Source records.
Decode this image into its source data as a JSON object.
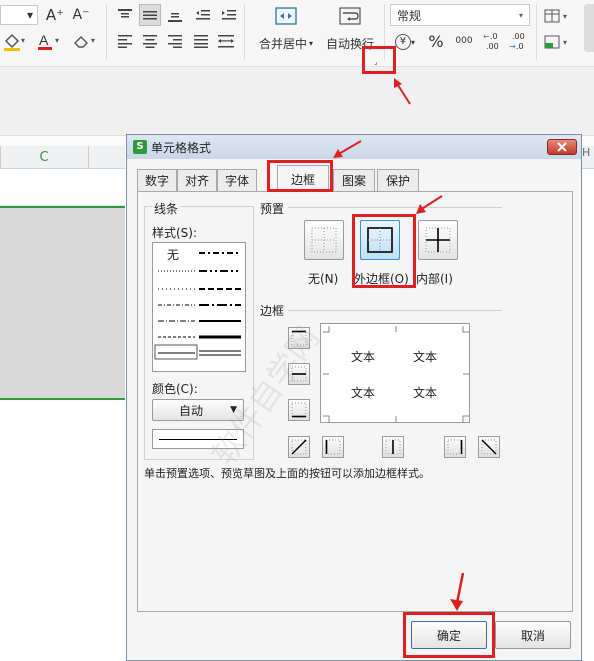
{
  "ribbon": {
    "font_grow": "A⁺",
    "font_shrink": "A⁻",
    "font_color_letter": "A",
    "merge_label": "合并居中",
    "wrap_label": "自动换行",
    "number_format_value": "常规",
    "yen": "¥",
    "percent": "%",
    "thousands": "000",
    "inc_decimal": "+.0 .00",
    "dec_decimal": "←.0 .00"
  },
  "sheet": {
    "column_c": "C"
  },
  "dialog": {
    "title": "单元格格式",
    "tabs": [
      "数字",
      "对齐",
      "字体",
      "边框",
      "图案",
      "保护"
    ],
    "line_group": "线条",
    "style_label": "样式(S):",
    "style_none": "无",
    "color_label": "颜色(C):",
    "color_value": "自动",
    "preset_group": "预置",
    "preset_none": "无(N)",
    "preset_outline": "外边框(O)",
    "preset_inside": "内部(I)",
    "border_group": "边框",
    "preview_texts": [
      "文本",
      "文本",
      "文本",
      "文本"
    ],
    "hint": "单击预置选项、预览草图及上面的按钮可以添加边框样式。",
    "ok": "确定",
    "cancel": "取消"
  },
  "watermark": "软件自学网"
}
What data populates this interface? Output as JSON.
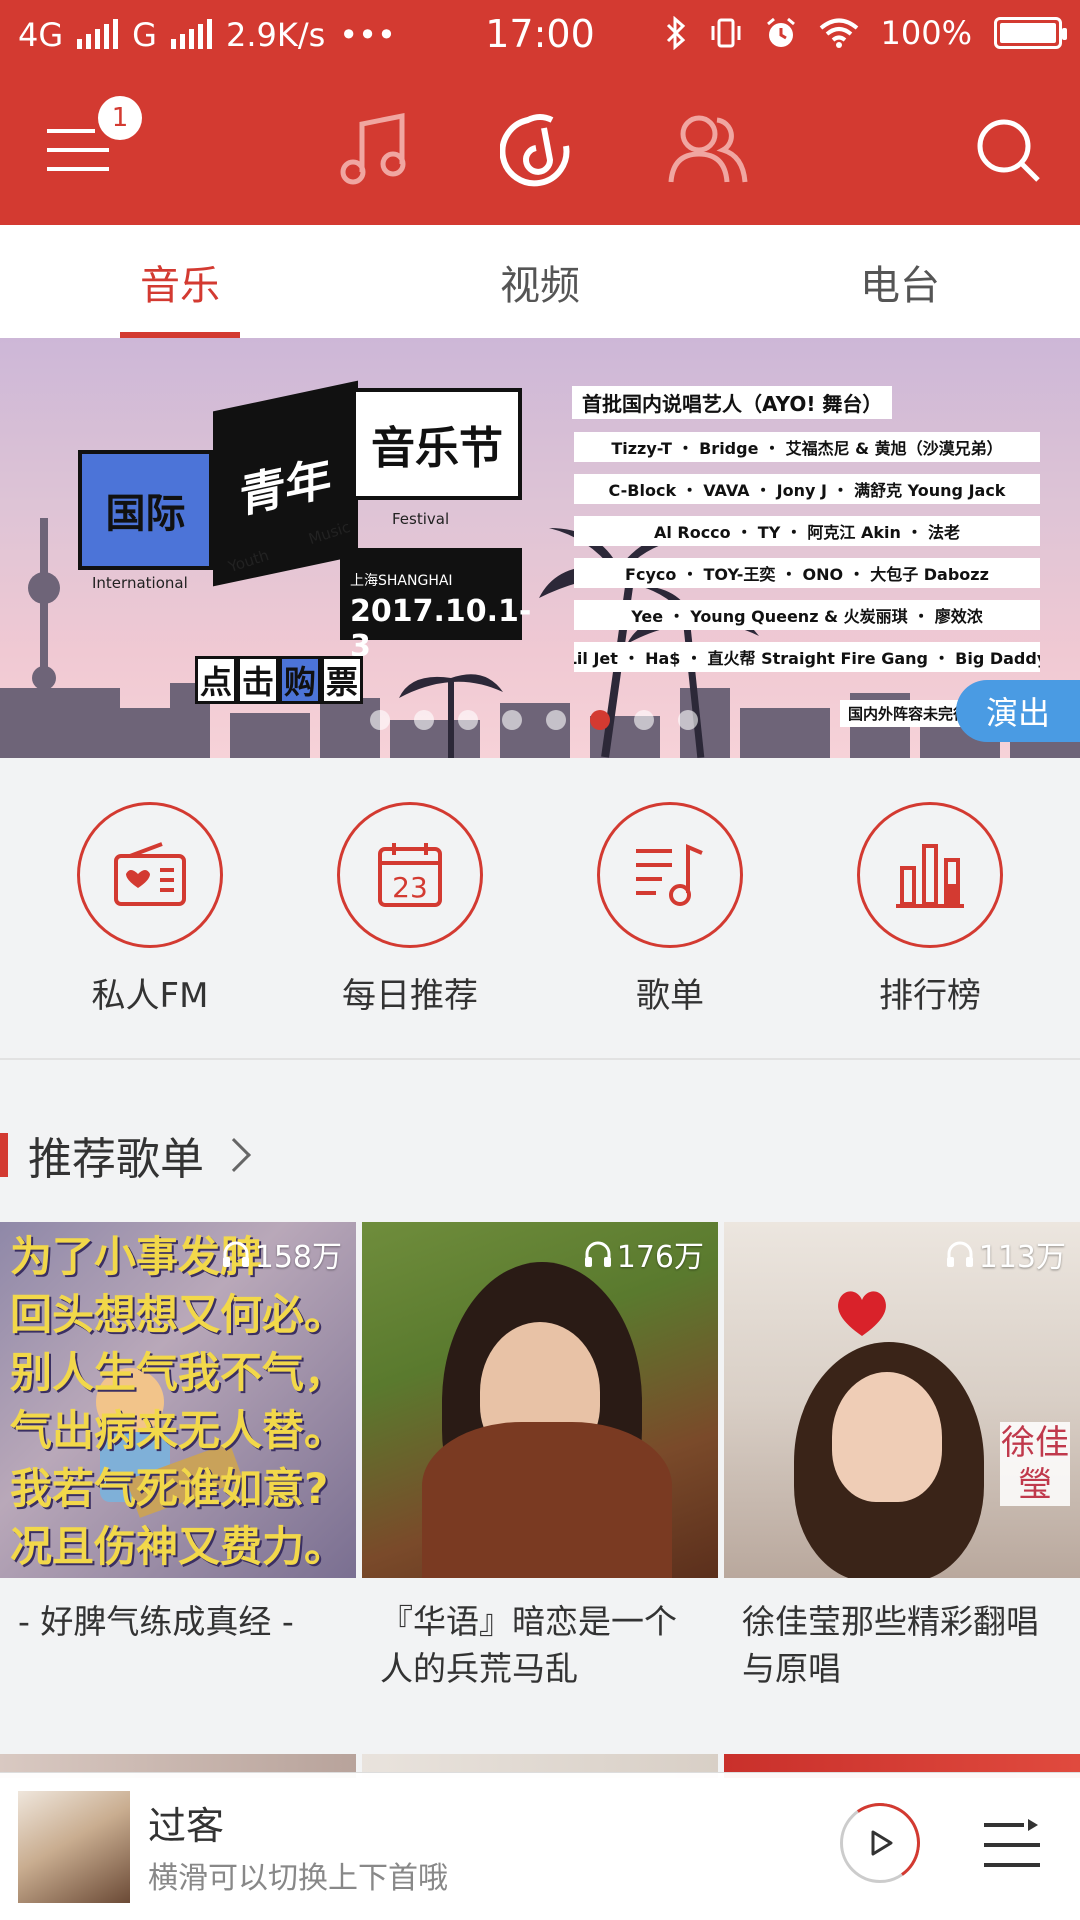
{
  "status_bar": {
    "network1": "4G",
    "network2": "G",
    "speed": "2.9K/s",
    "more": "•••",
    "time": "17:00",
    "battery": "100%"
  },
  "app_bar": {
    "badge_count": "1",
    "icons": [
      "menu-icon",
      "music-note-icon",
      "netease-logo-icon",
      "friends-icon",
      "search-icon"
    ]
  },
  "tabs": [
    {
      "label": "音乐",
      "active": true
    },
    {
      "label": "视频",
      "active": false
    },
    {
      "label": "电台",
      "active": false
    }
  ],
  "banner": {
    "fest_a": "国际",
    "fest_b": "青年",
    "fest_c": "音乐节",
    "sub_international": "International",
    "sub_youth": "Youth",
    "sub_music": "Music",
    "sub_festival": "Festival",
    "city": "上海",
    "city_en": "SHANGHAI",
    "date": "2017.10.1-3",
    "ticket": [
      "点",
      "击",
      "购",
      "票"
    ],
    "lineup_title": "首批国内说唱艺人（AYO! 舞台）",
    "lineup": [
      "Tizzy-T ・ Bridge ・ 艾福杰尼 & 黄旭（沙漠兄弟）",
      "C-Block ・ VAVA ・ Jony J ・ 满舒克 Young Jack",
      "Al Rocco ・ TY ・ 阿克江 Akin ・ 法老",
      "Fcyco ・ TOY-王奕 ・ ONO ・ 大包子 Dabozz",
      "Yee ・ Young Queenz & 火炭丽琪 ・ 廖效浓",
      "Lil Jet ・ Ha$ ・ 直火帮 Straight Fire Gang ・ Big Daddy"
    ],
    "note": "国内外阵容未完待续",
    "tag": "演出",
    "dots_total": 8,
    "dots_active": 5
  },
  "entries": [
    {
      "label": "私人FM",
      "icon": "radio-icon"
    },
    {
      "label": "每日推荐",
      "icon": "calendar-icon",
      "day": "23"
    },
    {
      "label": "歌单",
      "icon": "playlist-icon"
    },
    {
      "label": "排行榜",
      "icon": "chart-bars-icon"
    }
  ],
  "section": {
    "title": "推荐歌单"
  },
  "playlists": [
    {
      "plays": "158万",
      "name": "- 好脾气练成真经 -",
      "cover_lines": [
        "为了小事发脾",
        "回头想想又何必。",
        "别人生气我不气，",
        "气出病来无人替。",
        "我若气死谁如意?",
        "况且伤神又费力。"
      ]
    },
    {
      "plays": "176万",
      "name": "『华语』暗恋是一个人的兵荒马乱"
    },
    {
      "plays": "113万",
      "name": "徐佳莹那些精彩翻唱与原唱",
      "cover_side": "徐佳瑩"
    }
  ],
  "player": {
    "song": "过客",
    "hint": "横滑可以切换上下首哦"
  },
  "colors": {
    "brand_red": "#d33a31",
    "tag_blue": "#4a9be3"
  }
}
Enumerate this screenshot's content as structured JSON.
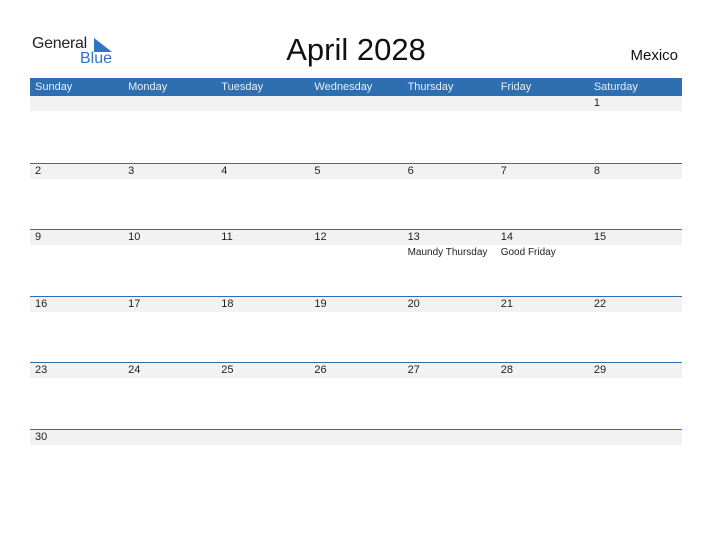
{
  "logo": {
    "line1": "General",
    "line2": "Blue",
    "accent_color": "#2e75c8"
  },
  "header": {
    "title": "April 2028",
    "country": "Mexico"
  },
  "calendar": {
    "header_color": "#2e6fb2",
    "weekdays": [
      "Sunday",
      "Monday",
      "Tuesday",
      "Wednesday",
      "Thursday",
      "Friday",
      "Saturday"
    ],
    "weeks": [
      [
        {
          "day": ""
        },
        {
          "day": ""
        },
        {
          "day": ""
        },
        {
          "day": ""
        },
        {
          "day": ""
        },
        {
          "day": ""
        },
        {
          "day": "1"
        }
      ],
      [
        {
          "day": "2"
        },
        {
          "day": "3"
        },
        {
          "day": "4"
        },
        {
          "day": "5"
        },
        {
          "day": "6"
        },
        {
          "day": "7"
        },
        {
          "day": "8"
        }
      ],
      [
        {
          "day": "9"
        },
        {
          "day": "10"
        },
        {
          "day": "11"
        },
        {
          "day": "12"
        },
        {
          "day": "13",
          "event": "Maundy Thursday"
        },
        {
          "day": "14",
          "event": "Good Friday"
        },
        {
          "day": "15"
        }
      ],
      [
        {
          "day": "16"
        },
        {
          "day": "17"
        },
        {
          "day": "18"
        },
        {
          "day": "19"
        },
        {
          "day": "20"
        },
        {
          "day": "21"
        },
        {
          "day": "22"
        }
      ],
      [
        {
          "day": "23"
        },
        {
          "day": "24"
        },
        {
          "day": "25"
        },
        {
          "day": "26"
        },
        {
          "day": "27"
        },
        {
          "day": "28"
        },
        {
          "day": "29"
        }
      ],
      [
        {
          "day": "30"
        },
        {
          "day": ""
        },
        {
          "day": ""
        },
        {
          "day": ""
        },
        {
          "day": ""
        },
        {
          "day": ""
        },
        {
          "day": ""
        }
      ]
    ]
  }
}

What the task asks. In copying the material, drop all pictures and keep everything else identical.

Output for this exercise.
Decode this image into its source data as a JSON object.
{
  "ribbon": {
    "font_grow": "A⁺",
    "font_shrink": "A⁻",
    "font_color_letter": "A",
    "merge_label": "合并居中",
    "wrap_label": "自动换行",
    "number_format_value": "常规",
    "yen": "¥",
    "percent": "%",
    "thousands": "000",
    "inc_decimal": "+.0 .00",
    "dec_decimal": "←.0 .00"
  },
  "sheet": {
    "column_c": "C"
  },
  "dialog": {
    "title": "单元格格式",
    "tabs": [
      "数字",
      "对齐",
      "字体",
      "边框",
      "图案",
      "保护"
    ],
    "line_group": "线条",
    "style_label": "样式(S):",
    "style_none": "无",
    "color_label": "颜色(C):",
    "color_value": "自动",
    "preset_group": "预置",
    "preset_none": "无(N)",
    "preset_outline": "外边框(O)",
    "preset_inside": "内部(I)",
    "border_group": "边框",
    "preview_texts": [
      "文本",
      "文本",
      "文本",
      "文本"
    ],
    "hint": "单击预置选项、预览草图及上面的按钮可以添加边框样式。",
    "ok": "确定",
    "cancel": "取消"
  },
  "watermark": "软件自学网"
}
What data populates this interface? Output as JSON.
{
  "status_bar": {
    "network1": "4G",
    "network2": "G",
    "speed": "2.9K/s",
    "more": "•••",
    "time": "17:00",
    "battery": "100%"
  },
  "app_bar": {
    "badge_count": "1",
    "icons": [
      "menu-icon",
      "music-note-icon",
      "netease-logo-icon",
      "friends-icon",
      "search-icon"
    ]
  },
  "tabs": [
    {
      "label": "音乐",
      "active": true
    },
    {
      "label": "视频",
      "active": false
    },
    {
      "label": "电台",
      "active": false
    }
  ],
  "banner": {
    "fest_a": "国际",
    "fest_b": "青年",
    "fest_c": "音乐节",
    "sub_international": "International",
    "sub_youth": "Youth",
    "sub_music": "Music",
    "sub_festival": "Festival",
    "city": "上海",
    "city_en": "SHANGHAI",
    "date": "2017.10.1-3",
    "ticket": [
      "点",
      "击",
      "购",
      "票"
    ],
    "lineup_title": "首批国内说唱艺人（AYO! 舞台）",
    "lineup": [
      "Tizzy-T ・ Bridge ・ 艾福杰尼 & 黄旭（沙漠兄弟）",
      "C-Block ・ VAVA ・ Jony J ・ 满舒克 Young Jack",
      "Al Rocco ・ TY ・ 阿克江 Akin ・ 法老",
      "Fcyco ・ TOY-王奕 ・ ONO ・ 大包子 Dabozz",
      "Yee ・ Young Queenz & 火炭丽琪 ・ 廖效浓",
      "Lil Jet ・ Ha$ ・ 直火帮 Straight Fire Gang ・ Big Daddy"
    ],
    "note": "国内外阵容未完待续",
    "tag": "演出",
    "dots_total": 8,
    "dots_active": 5
  },
  "entries": [
    {
      "label": "私人FM",
      "icon": "radio-icon"
    },
    {
      "label": "每日推荐",
      "icon": "calendar-icon",
      "day": "23"
    },
    {
      "label": "歌单",
      "icon": "playlist-icon"
    },
    {
      "label": "排行榜",
      "icon": "chart-bars-icon"
    }
  ],
  "section": {
    "title": "推荐歌单"
  },
  "playlists": [
    {
      "plays": "158万",
      "name": "- 好脾气练成真经 -",
      "cover_lines": [
        "为了小事发脾",
        "回头想想又何必。",
        "别人生气我不气，",
        "气出病来无人替。",
        "我若气死谁如意?",
        "况且伤神又费力。"
      ]
    },
    {
      "plays": "176万",
      "name": "『华语』暗恋是一个人的兵荒马乱"
    },
    {
      "plays": "113万",
      "name": "徐佳莹那些精彩翻唱与原唱",
      "cover_side": "徐佳瑩"
    }
  ],
  "player": {
    "song": "过客",
    "hint": "横滑可以切换上下首哦"
  },
  "colors": {
    "brand_red": "#d33a31",
    "tag_blue": "#4a9be3"
  }
}
Enumerate this screenshot's content as structured JSON.
{
  "logo": {
    "line1": "General",
    "line2": "Blue",
    "accent_color": "#2e75c8"
  },
  "header": {
    "title": "April 2028",
    "country": "Mexico"
  },
  "calendar": {
    "header_color": "#2e6fb2",
    "weekdays": [
      "Sunday",
      "Monday",
      "Tuesday",
      "Wednesday",
      "Thursday",
      "Friday",
      "Saturday"
    ],
    "weeks": [
      [
        {
          "day": ""
        },
        {
          "day": ""
        },
        {
          "day": ""
        },
        {
          "day": ""
        },
        {
          "day": ""
        },
        {
          "day": ""
        },
        {
          "day": "1"
        }
      ],
      [
        {
          "day": "2"
        },
        {
          "day": "3"
        },
        {
          "day": "4"
        },
        {
          "day": "5"
        },
        {
          "day": "6"
        },
        {
          "day": "7"
        },
        {
          "day": "8"
        }
      ],
      [
        {
          "day": "9"
        },
        {
          "day": "10"
        },
        {
          "day": "11"
        },
        {
          "day": "12"
        },
        {
          "day": "13",
          "event": "Maundy Thursday"
        },
        {
          "day": "14",
          "event": "Good Friday"
        },
        {
          "day": "15"
        }
      ],
      [
        {
          "day": "16"
        },
        {
          "day": "17"
        },
        {
          "day": "18"
        },
        {
          "day": "19"
        },
        {
          "day": "20"
        },
        {
          "day": "21"
        },
        {
          "day": "22"
        }
      ],
      [
        {
          "day": "23"
        },
        {
          "day": "24"
        },
        {
          "day": "25"
        },
        {
          "day": "26"
        },
        {
          "day": "27"
        },
        {
          "day": "28"
        },
        {
          "day": "29"
        }
      ],
      [
        {
          "day": "30"
        },
        {
          "day": ""
        },
        {
          "day": ""
        },
        {
          "day": ""
        },
        {
          "day": ""
        },
        {
          "day": ""
        },
        {
          "day": ""
        }
      ]
    ]
  }
}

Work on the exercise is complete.